A 2 a.m. bathroom break drew Kate Ming-Sun from the comfort of a heated tent in Ontario’s Algonquin Provincial Park, when she was met with an unfamiliar sight. “Billions of stars twinkled over me. I’d never seen the sky like that. You can’t see the sky like that in summer because the [tree] canopy would be thick. The stars don’t twinkle like they do when it’s that cold. It was breathtaking,” says Ming-Sun, an instructor at Pembroke, Ontario’s Algonquin College.
A GROWING COOLING TREND
While there are no statistics on winter camping in Canada, anecdotal evidence indicates the pastime is growing. Marian Sonntag, a bookkeeper from Brampton, Ont., has been winter camping at Algonquin Provincial Park’s Mew Lake campground since 1995. “In the beginning, there were maybe 10 campsites taken. Now you can’t even get a reservation sometimes,” she says.
In Ontario’s provincial parks, comforts such as flush toilets, shower facilities
, and rental accommodations like heated yurts and cabins are luring campers to Arrowhead, Killarney and Pinery during winter cold spells.
Interest has been stoked in part by social media, says Matt Peters, owner and operator of Winnipeg-based Wilderland Adventure Company, which operates cold weather treks into Manitoba’s boreal backcountry. “Winter camping is part of a growing outdoor movement that includes skills like bush craft, which are popular on YouTube and Instagram,” he says. The practice of living in the bush with little or no tools also honours old school traditions. “One of the first Canadian experiences was simply surviving winter,” Peters says. “And many people want to be challenged.”

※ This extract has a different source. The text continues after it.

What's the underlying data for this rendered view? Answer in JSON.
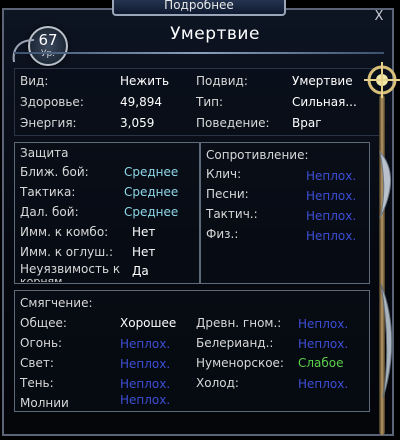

An attractive option for youth, team-building and leadership programs, many getaways can be found close to urban centres making these exhilarating experiences more accessible than ever. Sandilands Provincial Forest, where Wilderlands runs two- and three-day camping trips, is only a 90-minute drive from Winnipeg.
BOUNDARY PUSHING EXPERIENCES
Caroline Barker, a former wilderness guide who now works in mobile banking, is no stranger to getting outside during a cold snap. The Squamish, B.C., resident tackled quinzee building, which involves constructing a fort by piling snow into a heap, carving it out and then allowing it to set. “That was actually really warm. If it’s -10 C or -20 C outside, it can get to -5 C or even 0 C inside a quinzee,” she says.
Over five seasons of winter camping, Barker has also bivouacked (a.k.a. bivvied). It requires stomping a hole in the snow and wrapping yourself in a tarp and sleeping bag which she says is ideal for travelling light during a ski or mountaineering tour. “If you have the right conditions, it can be the best sleep ever. It’s pretty wonderful to lay outside and look up at the stars,” she says.
Barker adds equipment is key. “I have camped in -40 C in a sleeping bag that was only rated to -20 C, and that was horrible. But if you’ve got the right gear, you don’t have to be afraid of the cold. You can just get out there and enjoy winter.”
New campers should put safety first. The gold standard is booking a trip with a reputable wilderness adventure tour operator such as Vancouver-based Canada West Mountain School. With top-of-the-line equipment and the company of an experienced guide with in-depth knowledge of local trails, campcraft, wildlife and history, you can watch and learn from set-up to clean up.
If you choose to go without a professional guide, Peters says always buddy up with someone who has the experience and gear tailored to your destination. Temperatures and conditions vary across Canada and depending on terrain, a trek will require different skills and equipment.
In B.C., camping gear such as a -20 C sleeping bag, four-season tent and compact stove are carried up the mountains in backpacks. In Manitoba, many winter campers set up heavy and traditional hot tents which are equipped with wood-burning stoves to shelter against -40 C temperatures.
Provincial and national parks offer entry-level experiences with designated campsites that provide warm-up shelters and proximity to other campers, Sonntag says. The social aspect has been a strong draw for her family. “We see the same families over Christmas and March Break in Algonquin. Over the years, our kids developed friendships with kids they only saw in the winter. My 18-year-old is now dating one of those kids she met 10 years ago,” says the mother of four children who are now aged between 13 and 21.
With time and experience, some campers choose to seek the joy of winter solitude instead. “In an area as busy as southern Ontario, it’s very difficult to get a quiet outdoor experience. But folks don’t tend to head out overnight during this season, so large areas of Ontario are yours if you are prepared,” Toronto elementary teacher Jim Graham says.
His family’s camping experiences include sleeping in a quinzee, building a shelter from deadfall trees and bivvying under the stars. They also went camping in the remote highlands of Landmannalaugar, Iceland with no regrets. “We didn’t see anyone for days, hiked, got blown around by 100 kilometre winds and loved every minute of it,” he says.